(Stored dataset items)
########

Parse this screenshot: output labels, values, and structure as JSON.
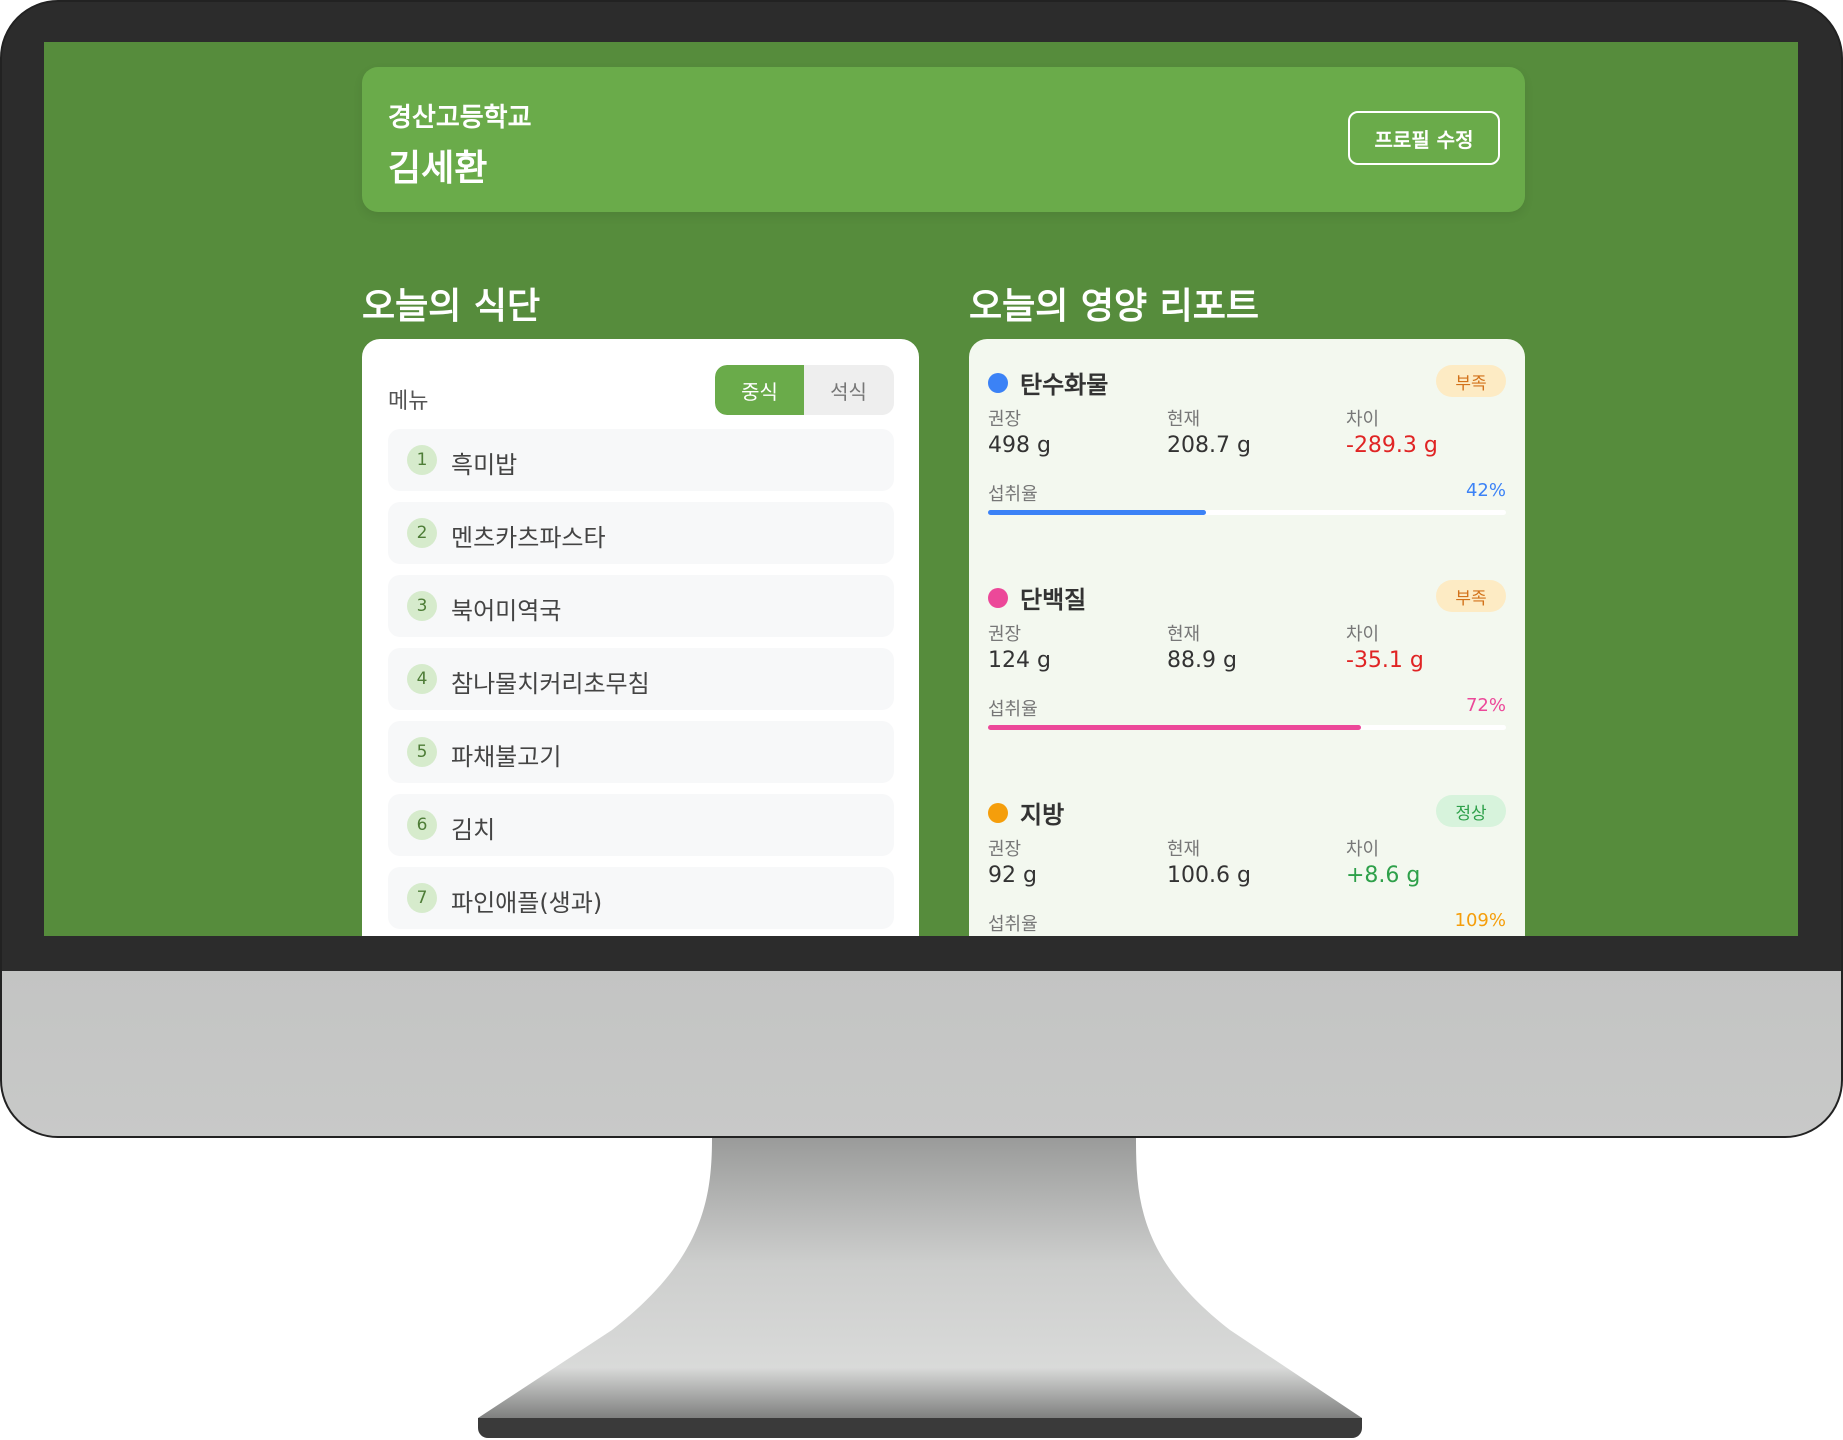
{
  "profile": {
    "school": "경산고등학교",
    "name": "김세환",
    "edit_label": "프로필 수정"
  },
  "menu_section": {
    "title": "오늘의 식단",
    "menu_label": "메뉴",
    "toggle": {
      "lunch": "중식",
      "dinner": "석식",
      "selected": "중식"
    },
    "items": [
      {
        "num": "1",
        "name": "흑미밥"
      },
      {
        "num": "2",
        "name": "멘츠카츠파스타"
      },
      {
        "num": "3",
        "name": "북어미역국"
      },
      {
        "num": "4",
        "name": "참나물치커리초무침"
      },
      {
        "num": "5",
        "name": "파채불고기"
      },
      {
        "num": "6",
        "name": "김치"
      },
      {
        "num": "7",
        "name": "파인애플(생과)"
      }
    ]
  },
  "nutrition_section": {
    "title": "오늘의 영양 리포트",
    "col_recommended": "권장",
    "col_current": "현재",
    "col_diff": "차이",
    "intake_label": "섭취율",
    "nutrients": [
      {
        "name": "탄수화물",
        "status": "부족",
        "recommended": "498 g",
        "current": "208.7 g",
        "diff": "-289.3 g",
        "intake": "42%",
        "intake_value": 42,
        "color": "#3b82f6"
      },
      {
        "name": "단백질",
        "status": "부족",
        "recommended": "124 g",
        "current": "88.9 g",
        "diff": "-35.1 g",
        "intake": "72%",
        "intake_value": 72,
        "color": "#ec4899"
      },
      {
        "name": "지방",
        "status": "정상",
        "recommended": "92 g",
        "current": "100.6 g",
        "diff": "+8.6 g",
        "intake": "109%",
        "intake_value": 109,
        "color": "#f59e0b"
      }
    ]
  },
  "colors": {
    "background": "#568c3c",
    "accent": "#6aab4a"
  }
}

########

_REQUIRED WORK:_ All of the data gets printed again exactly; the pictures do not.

_SOLUTION BELOW:_
Parse this screenshot: output labels, values, and structure as JSON.
{
  "profile": {
    "school": "경산고등학교",
    "name": "김세환",
    "edit_label": "프로필 수정"
  },
  "menu_section": {
    "title": "오늘의 식단",
    "menu_label": "메뉴",
    "toggle": {
      "lunch": "중식",
      "dinner": "석식",
      "selected": "중식"
    },
    "items": [
      {
        "num": "1",
        "name": "흑미밥"
      },
      {
        "num": "2",
        "name": "멘츠카츠파스타"
      },
      {
        "num": "3",
        "name": "북어미역국"
      },
      {
        "num": "4",
        "name": "참나물치커리초무침"
      },
      {
        "num": "5",
        "name": "파채불고기"
      },
      {
        "num": "6",
        "name": "김치"
      },
      {
        "num": "7",
        "name": "파인애플(생과)"
      }
    ]
  },
  "nutrition_section": {
    "title": "오늘의 영양 리포트",
    "col_recommended": "권장",
    "col_current": "현재",
    "col_diff": "차이",
    "intake_label": "섭취율",
    "nutrients": [
      {
        "name": "탄수화물",
        "status": "부족",
        "recommended": "498 g",
        "current": "208.7 g",
        "diff": "-289.3 g",
        "intake": "42%",
        "intake_value": 42,
        "color": "#3b82f6"
      },
      {
        "name": "단백질",
        "status": "부족",
        "recommended": "124 g",
        "current": "88.9 g",
        "diff": "-35.1 g",
        "intake": "72%",
        "intake_value": 72,
        "color": "#ec4899"
      },
      {
        "name": "지방",
        "status": "정상",
        "recommended": "92 g",
        "current": "100.6 g",
        "diff": "+8.6 g",
        "intake": "109%",
        "intake_value": 109,
        "color": "#f59e0b"
      }
    ]
  },
  "colors": {
    "background": "#568c3c",
    "accent": "#6aab4a"
  }
}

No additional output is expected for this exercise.